## Try it
Retrieve every line from the records in which the word "context" occurs.

Segment Open

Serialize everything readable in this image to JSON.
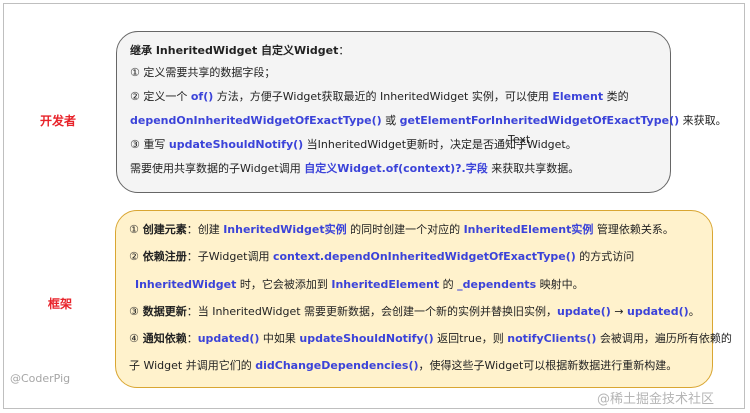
{
  "labels": {
    "developer": "开发者",
    "framework": "框架"
  },
  "dev": {
    "l1": {
      "a": "继承 InheritedWidget 自定义Widget",
      "b": "："
    },
    "l2": "① 定义需要共享的数据字段；",
    "l3": {
      "a": "② 定义一个 ",
      "b": "of()",
      "c": " 方法，方便子Widget获取最近的 InheritedWidget 实例，可以使用 ",
      "d": "Element",
      "e": " 类的"
    },
    "l4": {
      "a": "dependOnInheritedWidgetOfExactType()",
      "b": " 或 ",
      "c": "getElementForInheritedWidgetOfExactType()",
      "d": " 来获取。"
    },
    "l5": {
      "a": "③ 重写 ",
      "b": "updateShouldNotify()",
      "c": " 当InheritedWidget更新时，决定是否通知子Widget。"
    },
    "l6": {
      "a": "需要使用共享数据的子Widget调用 ",
      "b": "自定义Widget.of(context)?.字段",
      "c": " 来获取共享数据。"
    }
  },
  "floating_text": "Text",
  "fw": {
    "l1": {
      "n": "①",
      "a": " 创建元素",
      "b": "：创建 ",
      "c": "InheritedWidget实例",
      "d": " 的同时创建一个对应的 ",
      "e": "InheritedElement实例",
      "f": " 管理依赖关系。"
    },
    "l2": {
      "n": "②",
      "a": " 依赖注册",
      "b": "：子Widget调用 ",
      "c": "context.dependOnInheritedWidgetOfExactType()",
      "d": " 的方式访问"
    },
    "l3": {
      "a": "InheritedWidget",
      "b": " 时，它会被添加到 ",
      "c": "InheritedElement",
      "d": " 的 ",
      "e": "_dependents",
      "f": " 映射中。"
    },
    "l4": {
      "n": "③",
      "a": " 数据更新",
      "b": "：当  InheritedWidget 需要更新数据，会创建一个新的实例并替换旧实例，",
      "c": "update()",
      "d": " → ",
      "e": "updated()",
      "f": "。"
    },
    "l5": {
      "n": "④",
      "a": " 通知依赖",
      "b": "：",
      "c": "updated()",
      "d": " 中如果 ",
      "e": "updateShouldNotify()",
      "f": " 返回true，则 ",
      "g": "notifyClients()",
      "h": " 会被调用，遍历所有依赖的"
    },
    "l6": {
      "a": "子 Widget 并调用它们的 ",
      "b": "didChangeDependencies()",
      "c": "，使得这些子Widget可以根据新数据进行重新构建。"
    }
  },
  "watermarks": {
    "left": "@CoderPig",
    "right": "@稀土掘金技术社区"
  }
}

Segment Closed

## Solved problem
      "b": "自定义Widget.of(context)?.字段",
      "c": "context.dependOnInheritedWidgetOfExactType()",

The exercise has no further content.